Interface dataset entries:
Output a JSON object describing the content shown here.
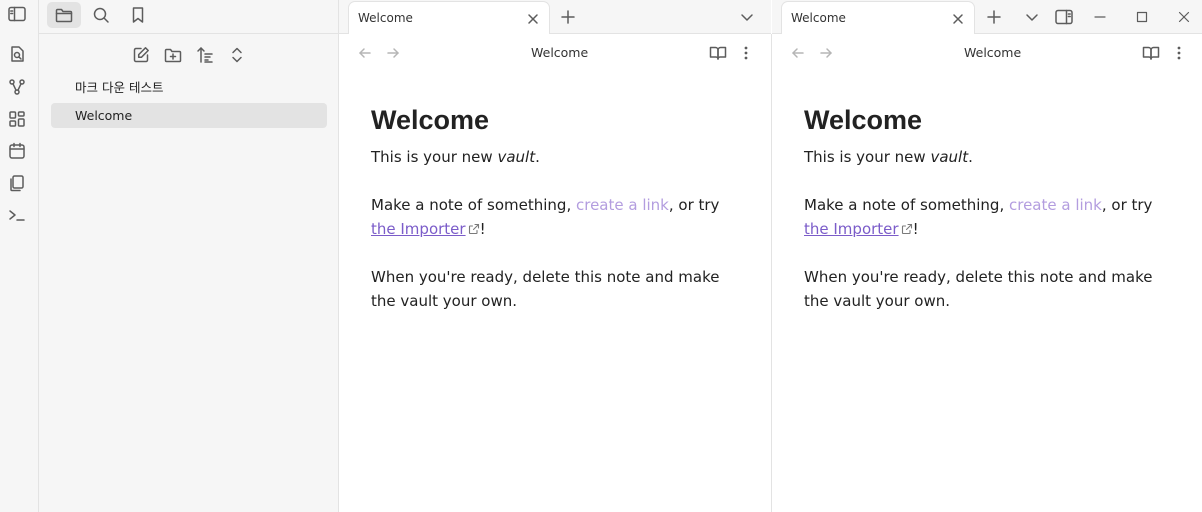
{
  "ribbon": {
    "icons": [
      "sidebar-toggle-icon",
      "open-quick-switcher-icon",
      "graph-view-icon",
      "canvas-icon",
      "daily-notes-icon",
      "templates-icon",
      "command-palette-icon"
    ]
  },
  "sidebar": {
    "tabs": [
      "files-icon",
      "search-icon",
      "bookmarks-icon"
    ],
    "actions": [
      "new-note-icon",
      "new-folder-icon",
      "sort-icon",
      "collapse-icon"
    ],
    "files": [
      {
        "name": "마크 다운 테스트",
        "active": false
      },
      {
        "name": "Welcome",
        "active": true
      }
    ]
  },
  "left_pane": {
    "tab_title": "Welcome",
    "view_title": "Welcome"
  },
  "right_pane": {
    "tab_title": "Welcome",
    "view_title": "Welcome"
  },
  "note": {
    "heading": "Welcome",
    "line1_a": "This is your new ",
    "line1_em": "vault",
    "line1_b": ".",
    "line2_a": "Make a note of something, ",
    "line2_link": "create a link",
    "line2_b": ", or try ",
    "line2_ext": "the Importer",
    "line2_c": "!",
    "line3": "When you're ready, delete this note and make the vault your own."
  },
  "colors": {
    "unresolved_link": "#b39ddf",
    "external_link": "#7b5cc9",
    "chrome_bg": "#f6f6f6",
    "active_bg": "#e3e3e3"
  }
}
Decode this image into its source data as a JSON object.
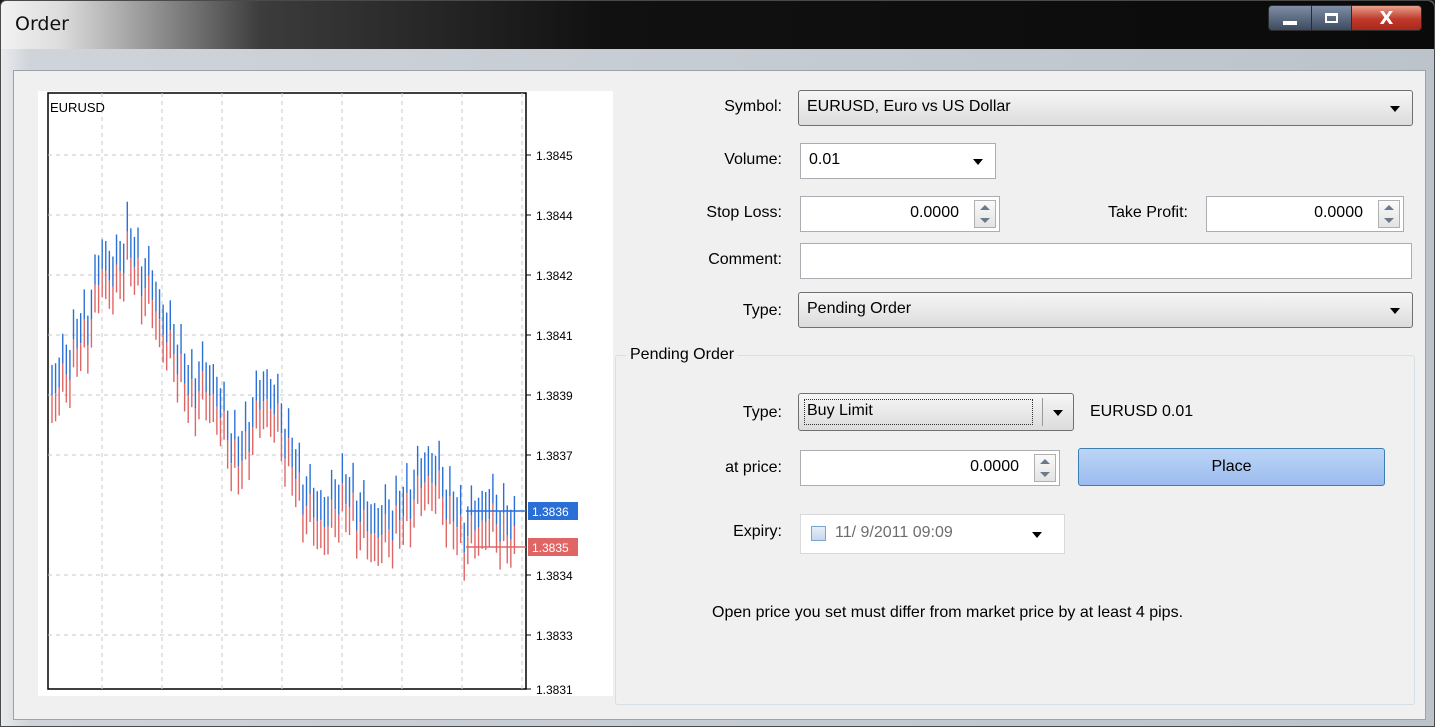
{
  "window": {
    "title": "Order",
    "close_glyph": "X"
  },
  "chart": {
    "symbol": "EURUSD",
    "price_labels": [
      "1.3845",
      "1.3844",
      "1.3842",
      "1.3841",
      "1.3839",
      "1.3837",
      "1.3834",
      "1.3833",
      "1.3831"
    ],
    "ask_tag": "1.3836",
    "bid_tag": "1.3835",
    "ask_color": "#2a6fd6",
    "bid_color": "#e06565"
  },
  "form": {
    "symbol_label": "Symbol:",
    "symbol_value": "EURUSD, Euro vs US Dollar",
    "volume_label": "Volume:",
    "volume_value": "0.01",
    "stop_loss_label": "Stop Loss:",
    "stop_loss_value": "0.0000",
    "take_profit_label": "Take Profit:",
    "take_profit_value": "0.0000",
    "comment_label": "Comment:",
    "comment_value": "",
    "type_label": "Type:",
    "type_value": "Pending Order"
  },
  "pending": {
    "group_title": "Pending Order",
    "type_label": "Type:",
    "type_value": "Buy Limit",
    "summary": "EURUSD 0.01",
    "price_label": "at price:",
    "price_value": "0.0000",
    "place_button": "Place",
    "expiry_label": "Expiry:",
    "expiry_value": "11/ 9/2011 09:09",
    "note": "Open price you set must differ from market price by at least 4 pips."
  }
}
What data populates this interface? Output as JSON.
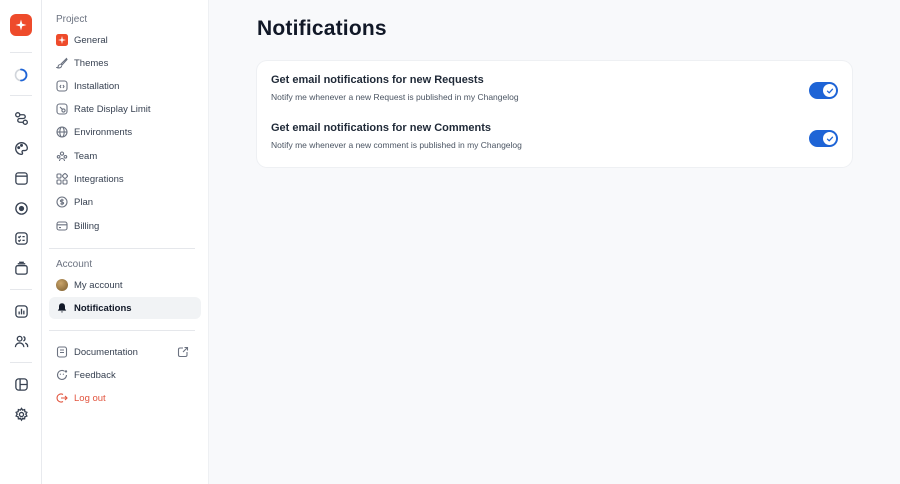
{
  "sidebar": {
    "project_label": "Project",
    "project_items": [
      {
        "label": "General",
        "icon": "brand-logo-icon"
      },
      {
        "label": "Themes",
        "icon": "brush-icon"
      },
      {
        "label": "Installation",
        "icon": "code-icon"
      },
      {
        "label": "Rate Display Limit",
        "icon": "gauge-icon"
      },
      {
        "label": "Environments",
        "icon": "globe-icon"
      },
      {
        "label": "Team",
        "icon": "team-icon"
      },
      {
        "label": "Integrations",
        "icon": "puzzle-icon"
      },
      {
        "label": "Plan",
        "icon": "dollar-icon"
      },
      {
        "label": "Billing",
        "icon": "billing-icon"
      }
    ],
    "account_label": "Account",
    "account_items": [
      {
        "label": "My account",
        "icon": "avatar"
      },
      {
        "label": "Notifications",
        "icon": "bell-icon",
        "active": true
      }
    ],
    "footer_items": [
      {
        "label": "Documentation",
        "icon": "book-icon"
      },
      {
        "label": "Feedback",
        "icon": "feedback-icon"
      },
      {
        "label": "Log out",
        "icon": "logout-icon"
      }
    ]
  },
  "main": {
    "title": "Notifications",
    "settings": [
      {
        "title": "Get email notifications for new Requests",
        "description": "Notify me whenever a new Request is published in my Changelog",
        "enabled": true
      },
      {
        "title": "Get email notifications for new Comments",
        "description": "Notify me whenever a new comment is published in my Changelog",
        "enabled": true
      }
    ]
  },
  "colors": {
    "brand": "#ee4b2b",
    "toggle_on": "#1e64d6",
    "logout": "#e2553f"
  }
}
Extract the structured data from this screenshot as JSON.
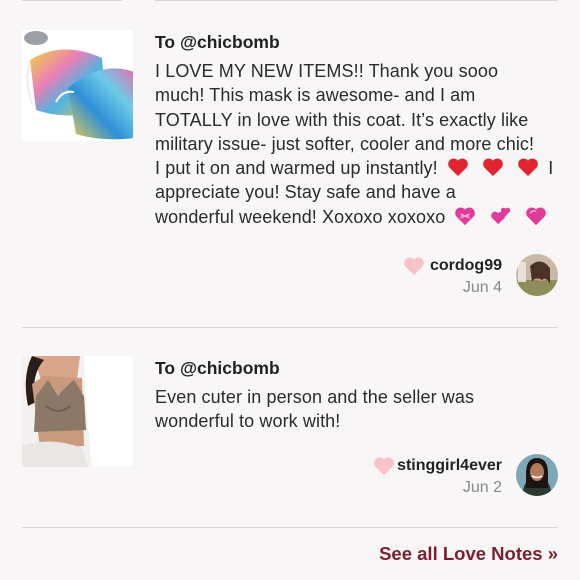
{
  "notes": [
    {
      "to": "To @chicbomb",
      "message_lines": [
        "I LOVE MY NEW ITEMS!! Thank you sooo",
        "much! This mask is awesome- and I am",
        "TOTALLY in love with this coat. It’s exactly like",
        "military issue- just softer, cooler and more chic!",
        "I put it on and warmed up instantly!",
        "I",
        "appreciate you! Stay safe and have a",
        "wonderful weekend! Xoxoxo xoxoxo"
      ],
      "username": "cordog99",
      "date": "Jun 4",
      "thumbnail_icon": "tie-dye-mask-photo",
      "avatar_icon": "user-avatar-photo"
    },
    {
      "to": "To @chicbomb",
      "message_lines": [
        "Even cuter in person and the seller was",
        "wonderful to work with!"
      ],
      "username": "stinggirl4ever",
      "date": "Jun 2",
      "thumbnail_icon": "crop-top-photo",
      "avatar_icon": "user-avatar-photo"
    }
  ],
  "see_all_label": "See all Love Notes »",
  "colors": {
    "accent": "#7a2030",
    "heart_red": "#e0232e",
    "heart_pink": "#e23a9b",
    "like_heart": "#f6c3c6",
    "divider": "#d9d6d6",
    "background": "#f8f6f6"
  }
}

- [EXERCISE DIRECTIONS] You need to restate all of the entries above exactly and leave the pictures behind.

- [SOLUTION FOR THIS TASK]
Output a JSON object describing the content shown here.
{
  "ribbon": {
    "icons": [
      "sidebar-toggle-icon",
      "open-quick-switcher-icon",
      "graph-view-icon",
      "canvas-icon",
      "daily-notes-icon",
      "templates-icon",
      "command-palette-icon"
    ]
  },
  "sidebar": {
    "tabs": [
      "files-icon",
      "search-icon",
      "bookmarks-icon"
    ],
    "actions": [
      "new-note-icon",
      "new-folder-icon",
      "sort-icon",
      "collapse-icon"
    ],
    "files": [
      {
        "name": "마크 다운 테스트",
        "active": false
      },
      {
        "name": "Welcome",
        "active": true
      }
    ]
  },
  "left_pane": {
    "tab_title": "Welcome",
    "view_title": "Welcome"
  },
  "right_pane": {
    "tab_title": "Welcome",
    "view_title": "Welcome"
  },
  "note": {
    "heading": "Welcome",
    "line1_a": "This is your new ",
    "line1_em": "vault",
    "line1_b": ".",
    "line2_a": "Make a note of something, ",
    "line2_link": "create a link",
    "line2_b": ", or try ",
    "line2_ext": "the Importer",
    "line2_c": "!",
    "line3": "When you're ready, delete this note and make the vault your own."
  },
  "colors": {
    "unresolved_link": "#b39ddf",
    "external_link": "#7b5cc9",
    "chrome_bg": "#f6f6f6",
    "active_bg": "#e3e3e3"
  }
}
Decode this image into its source data as a JSON object.
{
  "window": {
    "title": "Order",
    "close_glyph": "X"
  },
  "chart": {
    "symbol": "EURUSD",
    "price_labels": [
      "1.3845",
      "1.3844",
      "1.3842",
      "1.3841",
      "1.3839",
      "1.3837",
      "1.3834",
      "1.3833",
      "1.3831"
    ],
    "ask_tag": "1.3836",
    "bid_tag": "1.3835",
    "ask_color": "#2a6fd6",
    "bid_color": "#e06565"
  },
  "form": {
    "symbol_label": "Symbol:",
    "symbol_value": "EURUSD, Euro vs US Dollar",
    "volume_label": "Volume:",
    "volume_value": "0.01",
    "stop_loss_label": "Stop Loss:",
    "stop_loss_value": "0.0000",
    "take_profit_label": "Take Profit:",
    "take_profit_value": "0.0000",
    "comment_label": "Comment:",
    "comment_value": "",
    "type_label": "Type:",
    "type_value": "Pending Order"
  },
  "pending": {
    "group_title": "Pending Order",
    "type_label": "Type:",
    "type_value": "Buy Limit",
    "summary": "EURUSD 0.01",
    "price_label": "at price:",
    "price_value": "0.0000",
    "place_button": "Place",
    "expiry_label": "Expiry:",
    "expiry_value": "11/ 9/2011 09:09",
    "note": "Open price you set must differ from market price by at least 4 pips."
  }
}
What data populates this interface? Output as JSON.
{
  "sidebar": {
    "project_label": "Project",
    "project_items": [
      {
        "label": "General",
        "icon": "brand-logo-icon"
      },
      {
        "label": "Themes",
        "icon": "brush-icon"
      },
      {
        "label": "Installation",
        "icon": "code-icon"
      },
      {
        "label": "Rate Display Limit",
        "icon": "gauge-icon"
      },
      {
        "label": "Environments",
        "icon": "globe-icon"
      },
      {
        "label": "Team",
        "icon": "team-icon"
      },
      {
        "label": "Integrations",
        "icon": "puzzle-icon"
      },
      {
        "label": "Plan",
        "icon": "dollar-icon"
      },
      {
        "label": "Billing",
        "icon": "billing-icon"
      }
    ],
    "account_label": "Account",
    "account_items": [
      {
        "label": "My account",
        "icon": "avatar"
      },
      {
        "label": "Notifications",
        "icon": "bell-icon",
        "active": true
      }
    ],
    "footer_items": [
      {
        "label": "Documentation",
        "icon": "book-icon"
      },
      {
        "label": "Feedback",
        "icon": "feedback-icon"
      },
      {
        "label": "Log out",
        "icon": "logout-icon"
      }
    ]
  },
  "main": {
    "title": "Notifications",
    "settings": [
      {
        "title": "Get email notifications for new Requests",
        "description": "Notify me whenever a new Request is published in my Changelog",
        "enabled": true
      },
      {
        "title": "Get email notifications for new Comments",
        "description": "Notify me whenever a new comment is published in my Changelog",
        "enabled": true
      }
    ]
  },
  "colors": {
    "brand": "#ee4b2b",
    "toggle_on": "#1e64d6",
    "logout": "#e2553f"
  }
}
Extract the structured data from this screenshot as JSON.
{
  "notes": [
    {
      "to": "To @chicbomb",
      "message_lines": [
        "I LOVE MY NEW ITEMS!! Thank you sooo",
        "much! This mask is awesome- and I am",
        "TOTALLY in love with this coat. It’s exactly like",
        "military issue- just softer, cooler and more chic!",
        "I put it on and warmed up instantly!",
        "I",
        "appreciate you! Stay safe and have a",
        "wonderful weekend! Xoxoxo xoxoxo"
      ],
      "username": "cordog99",
      "date": "Jun 4",
      "thumbnail_icon": "tie-dye-mask-photo",
      "avatar_icon": "user-avatar-photo"
    },
    {
      "to": "To @chicbomb",
      "message_lines": [
        "Even cuter in person and the seller was",
        "wonderful to work with!"
      ],
      "username": "stinggirl4ever",
      "date": "Jun 2",
      "thumbnail_icon": "crop-top-photo",
      "avatar_icon": "user-avatar-photo"
    }
  ],
  "see_all_label": "See all Love Notes »",
  "colors": {
    "accent": "#7a2030",
    "heart_red": "#e0232e",
    "heart_pink": "#e23a9b",
    "like_heart": "#f6c3c6",
    "divider": "#d9d6d6",
    "background": "#f8f6f6"
  }
}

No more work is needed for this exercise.